If anyone were to meet a youth with an eye-disability, they would be unsure whether they’d be able to repair a shoe or even make a shoe at that! Meet these three youth who have gone against the wind and societal norms, and operating a fully-fledged business as their disabilities don’t define them.
About a year and a half ago, Chrisitan and Pacifique found themselves embarking on a new journey as HDAK Youth. They joined trainings of WRN & BYOB with hopes of finding the right career for themselves and to improve their standards of living. During their training, they met Daniel as they made site visits to a potential employers ( This is a very important aspect of the WRN curriculum to ensure that youth can gain experience before beginning a career in their respective trades of interest). Daniel trained them on how to repair and make shoes, and from there, they interests in creating a shoe-making business peaked.
As mentioned above, these youth have disabilities. They are supported by the The Umbrella of Organizations of Persons with Disabilities in fighting against HIV/AIDS and for Health Promotion (UPHLS). During their BYOB trainings, the youth learned about personal development plans (PDPs), and with the support of UPHLS began creating a plan in which they would start their own shoe-business (including a start-up kit with investment capital). They ended up partnering with their trainer Daniel, and now have a shop in the main isoko in COKO Sector.
The challenges that these youth face are unique to their identities as persons with disabilities and also as new entrepreneurs. Some of the challenges they face include living far from their shop and traveling to work with disabilities; traveling far distances with their disabilities affects their efficiency as a small business because they arrive to their shop later than they would desire, and thus, reducing the clock-time they need to operate at full capacity. Additionally, they struggle with economic environmental factors such as predicting when material prices for things such as rubber and wax will rise and also relaying that information to their customers. This is a classical example of asymmetric information in the marketplace.

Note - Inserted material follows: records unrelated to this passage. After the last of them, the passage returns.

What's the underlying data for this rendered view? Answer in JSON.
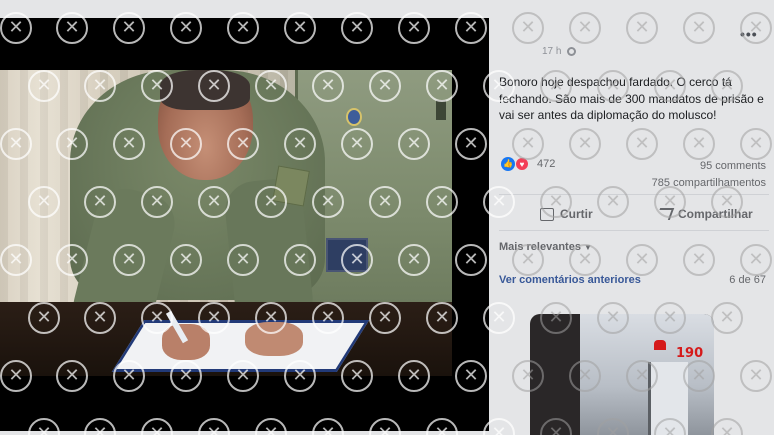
{
  "post": {
    "timestamp": "17 h",
    "text": "Bonoro hoje despachou fardado. O cerco tá fechando. São mais de 300 mandatos de prisão e vai ser antes da diplomação do molusco!",
    "reactions_count": "472",
    "comments_count": "95 comments",
    "shares_count": "785 compartilhamentos"
  },
  "actions": {
    "like_label": "Curtir",
    "share_label": "Compartilhar"
  },
  "comments": {
    "sort_label": "Mais relevantes",
    "prev_label": "Ver comentários anteriores",
    "paging": "6 de 67"
  },
  "comment_image": {
    "stamp_text": "190"
  },
  "icons": {
    "more": "more-options-icon",
    "privacy": "globe-icon",
    "like": "like-reaction-icon",
    "love": "love-reaction-icon",
    "watermark": "x-circle-watermark-icon"
  },
  "colors": {
    "panel_bg": "#e4e5e7",
    "link": "#385898",
    "like": "#1877f2",
    "love": "#f33e58"
  }
}
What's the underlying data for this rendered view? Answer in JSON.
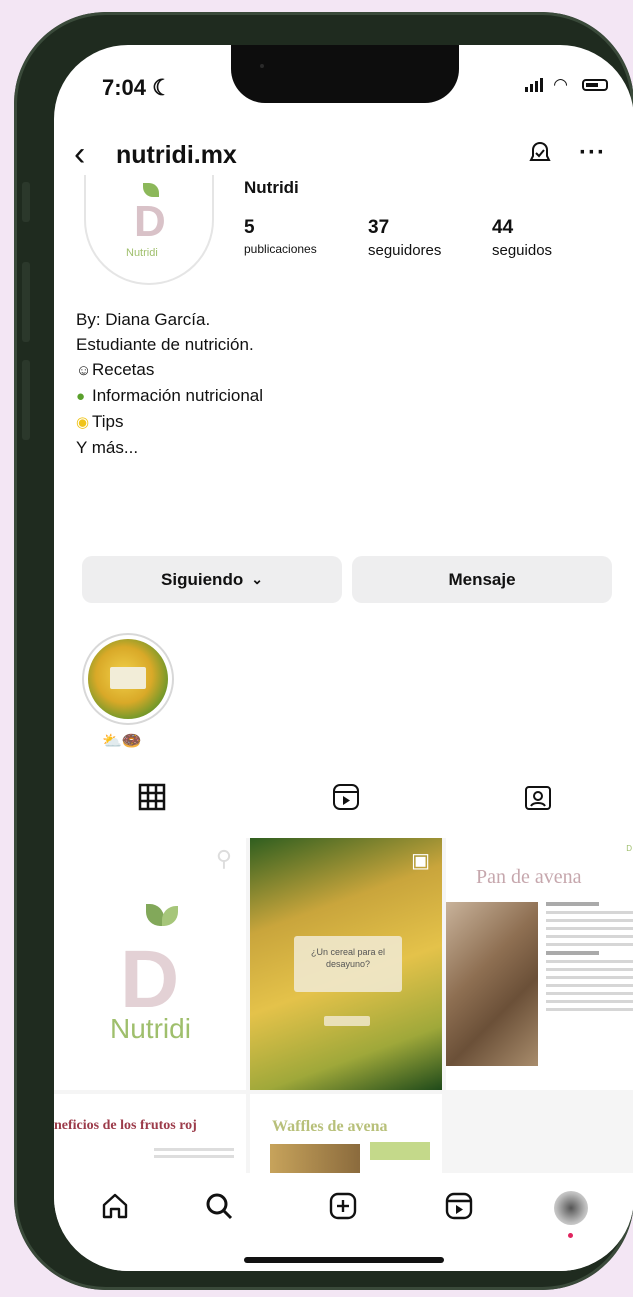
{
  "status_bar": {
    "time": "7:04"
  },
  "header": {
    "username": "nutridi.mx",
    "back_icon": "chevron-left-icon",
    "bell_icon": "bell-icon",
    "more_icon": "ellipsis-icon"
  },
  "profile": {
    "avatar_text": "Nutridi",
    "name": "Nutridi",
    "stats": [
      {
        "value": "5",
        "label": "publicaciones"
      },
      {
        "value": "37",
        "label": "seguidores"
      },
      {
        "value": "44",
        "label": "seguidos"
      }
    ],
    "bio": [
      "By: Diana García.",
      "Estudiante de nutrición.",
      "Recetas",
      "Información nutricional",
      "Tips",
      "Y más..."
    ]
  },
  "actions": {
    "follow_label": "Siguiendo",
    "message_label": "Mensaje"
  },
  "highlights": [
    {
      "label": "⛅🍩"
    }
  ],
  "tabs": [
    {
      "icon": "grid-icon"
    },
    {
      "icon": "reels-icon"
    },
    {
      "icon": "tagged-icon"
    }
  ],
  "posts": {
    "logo_name": "Nutridi",
    "reel_card_text": "¿Un cereal para el desayuno?",
    "pan_title": "Pan de avena",
    "frutos_title": "neficios de los frutos roj",
    "waffle_title": "Waffles de avena"
  },
  "bottom_nav": [
    {
      "icon": "home-icon"
    },
    {
      "icon": "search-icon"
    },
    {
      "icon": "add-post-icon"
    },
    {
      "icon": "reels-icon"
    },
    {
      "icon": "profile-avatar"
    }
  ],
  "colors": {
    "accent_green": "#9fbf6c",
    "button_bg": "#eeeeef",
    "logo_pink": "#e3d1d5"
  }
}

But despite these challenges, the youth have been able to grow individually and contribute to the overall success of their business. Christian explained that the WRN training have taught the skills of quality product production, time-efficiency, upkeeping products; and Pacific believe that the trainings along with being in the business environment have helped him hone in on the sills of money management and marketing to customers.
Looking ahead, these youth have bright goals for their future. They are many shoe-makers in their community that they look to as role models, including Daniel, their master shoe-trainer; within the next five years, they aspire to continue to grow under the guide of these shoe-makers and open a shoe-factory with advanced technology.